When I started graduate school, I thought I wanted to study suicide. After completing my master’s thesis on the role of gender and context on attitudes toward suicidal behavior, I was ready for a change. I heard wonderful things about Dr. Jerry Deffenbacher from my peers, and so I approached him about working with him on anger. It turned out to be a great fit, both in terms of the subject and with him as a major professor. I credit him with sparking my interest in anger and cannot imagine a better mentor

2.  What would you say is the most important research you have done on anger?

I have certainly enjoyed my work on mapping the correlates of general anger and driving anger. However, when I think about importance in terms of overall impact, I have a feeling that some of my most recent work on enhancing treatment motivation among anger management clients may prove to be among the most important. This is still in the early phases. We have developed and tested one brief motivational enhancement intervention aimed at college students. Initial results were promising, but more extensive tests are needed. We have also been working on a similar approach for community adults. My hope is that we will eventually be able to provide clinicians with a 1-2 session approach, suitable for individual or group delivery, that will help engage clients and reduce attrition.

3.  What do you think are the most important questions that anger researchers have yet to answer?

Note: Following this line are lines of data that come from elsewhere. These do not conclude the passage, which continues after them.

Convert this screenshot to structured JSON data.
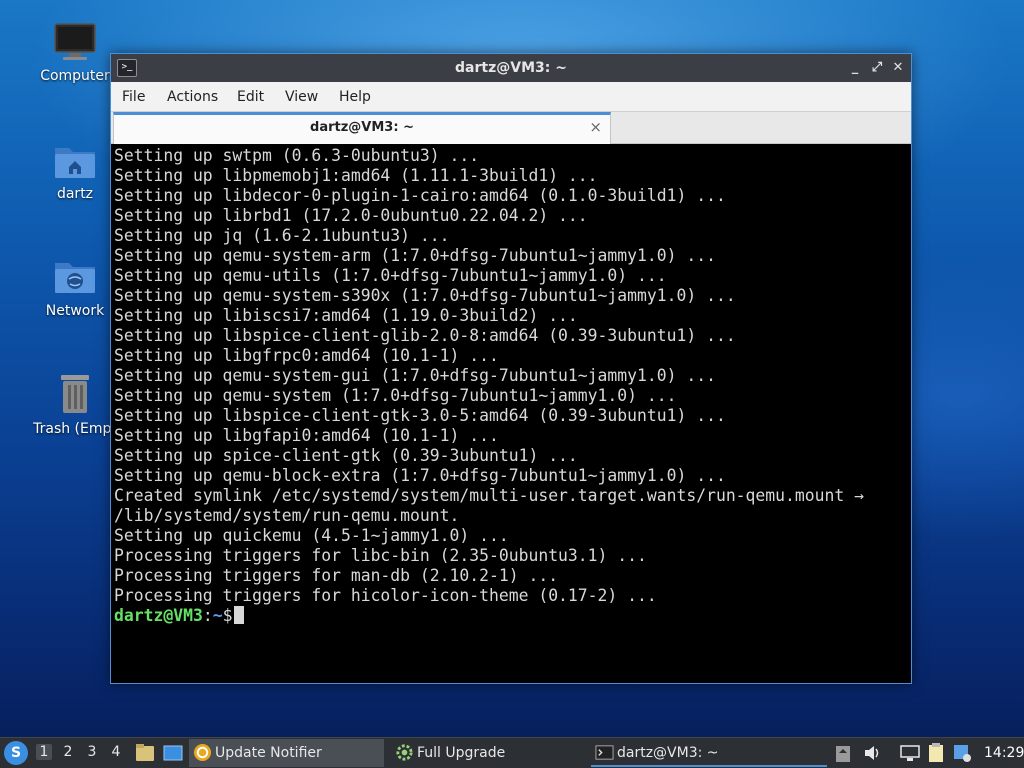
{
  "desktop": {
    "icons": [
      {
        "label": "Computer",
        "icon": "monitor-icon"
      },
      {
        "label": "dartz",
        "icon": "home-folder-icon"
      },
      {
        "label": "Network",
        "icon": "network-folder-icon"
      },
      {
        "label": "Trash (Empt",
        "icon": "trash-icon"
      }
    ]
  },
  "window": {
    "title": "dartz@VM3: ~",
    "menu": [
      "File",
      "Actions",
      "Edit",
      "View",
      "Help"
    ],
    "tab_label": "dartz@VM3: ~",
    "tab_close": "×",
    "buttons": {
      "minimize": "_",
      "maximize": "⤢",
      "close": "✕"
    }
  },
  "terminal": {
    "lines": [
      "Setting up swtpm (0.6.3-0ubuntu3) ...",
      "Setting up libpmemobj1:amd64 (1.11.1-3build1) ...",
      "Setting up libdecor-0-plugin-1-cairo:amd64 (0.1.0-3build1) ...",
      "Setting up librbd1 (17.2.0-0ubuntu0.22.04.2) ...",
      "Setting up jq (1.6-2.1ubuntu3) ...",
      "Setting up qemu-system-arm (1:7.0+dfsg-7ubuntu1~jammy1.0) ...",
      "Setting up qemu-utils (1:7.0+dfsg-7ubuntu1~jammy1.0) ...",
      "Setting up qemu-system-s390x (1:7.0+dfsg-7ubuntu1~jammy1.0) ...",
      "Setting up libiscsi7:amd64 (1.19.0-3build2) ...",
      "Setting up libspice-client-glib-2.0-8:amd64 (0.39-3ubuntu1) ...",
      "Setting up libgfrpc0:amd64 (10.1-1) ...",
      "Setting up qemu-system-gui (1:7.0+dfsg-7ubuntu1~jammy1.0) ...",
      "Setting up qemu-system (1:7.0+dfsg-7ubuntu1~jammy1.0) ...",
      "Setting up libspice-client-gtk-3.0-5:amd64 (0.39-3ubuntu1) ...",
      "Setting up libgfapi0:amd64 (10.1-1) ...",
      "Setting up spice-client-gtk (0.39-3ubuntu1) ...",
      "Setting up qemu-block-extra (1:7.0+dfsg-7ubuntu1~jammy1.0) ...",
      "Created symlink /etc/systemd/system/multi-user.target.wants/run-qemu.mount →",
      "/lib/systemd/system/run-qemu.mount.",
      "Setting up quickemu (4.5-1~jammy1.0) ...",
      "Processing triggers for libc-bin (2.35-0ubuntu3.1) ...",
      "Processing triggers for man-db (2.10.2-1) ...",
      "Processing triggers for hicolor-icon-theme (0.17-2) ..."
    ],
    "prompt_user": "dartz@VM3",
    "prompt_sep": ":",
    "prompt_path": "~",
    "prompt_symbol": "$"
  },
  "taskbar": {
    "workspaces": [
      "1",
      "2",
      "3",
      "4"
    ],
    "active_workspace": "1",
    "tasks": [
      {
        "label": "Update Notifier",
        "icon": "update-notifier-icon"
      },
      {
        "label": "Full Upgrade",
        "icon": "gear-icon"
      },
      {
        "label": "dartz@VM3: ~",
        "icon": "terminal-icon"
      }
    ],
    "clock": "14:29"
  },
  "colors": {
    "prompt_user": "#66e066",
    "prompt_path": "#5b9cf5",
    "window_accent": "#4d8fd6",
    "terminal_bg": "#000000"
  }
}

There are many important ones that remain unanswered, and I suppose that it part of the appeal in working on anger. One that I have been thinking about lately concerns prevention. We have learned a great deal about the treatment of clinically dysfunctional anger over the past 20 years, but information about prevention and early intervention strategies is scarce. So many of the clients we see in anger management do not enter treatment until they have experienced many negative consequences of their anger, some of which are irreversible. I am intrigued by the possibility of helping people enter treatment earlier, as well as trying to prevent problem anger from developing in the first place.

4.  What do you think are some of the most common misconceptions about anger?

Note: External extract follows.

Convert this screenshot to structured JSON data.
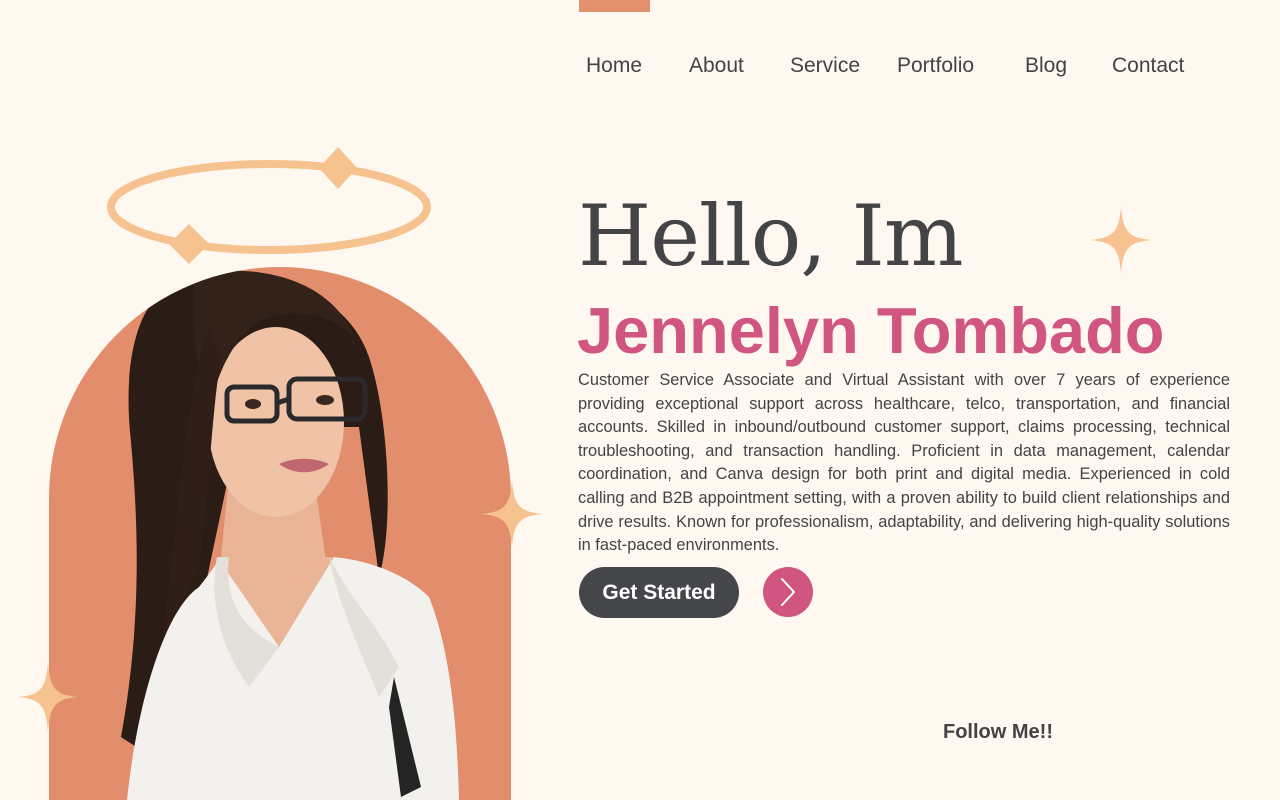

There are many misconceptions about anger, not only among the general public but also among those in the helping professions who really should know better. The two I encounter most often concern gender differences and the catharsis myth.

Many people seem to be convinced that anger is primarily a male problem and that women do not experience dysfunctional anger. In part, this misconception is likely based on a failure to clearly distinguish between anger and aggression, but I see it result in anger problems being minimized in women. Research shows that women and men do not differ in the propensity to experience angry feelings and that any differences in how they express anger tend to be quite small. I think it is important to recognize that problem anger can lead to the same problems for women as it does for men and that women are every bit as deserving of effective treatments.

The catharsis myth refers to the belief, unfortunately popular among some in the helping professions, that anger must be vented. Poorly informed therapists ask their clients to punch pillows, hit objects with foam-covered bats, and the like. Not only is this approach based on outdated theories of the human mind, but there is considerable evidence that such methods may make the anger worse and increase the likelihood of aggressive behavior. Based on the potential for harm here, I think this is a particularly important misconception about which we should work to educate the public.

5.  If there was one thing you would like people to understand about anger, what would it be?

I think it is important for people to understand that anger is a normal emotion that is not something we should seek to abolish. At mild to moderate levels, anger can be quite advantageous. It alerts us to problems in our environment and facilitates important forms of social communication. It is important to think about anger management as a process of empowering people to gain greater control over their anger and not as a way to eliminate angry feelings.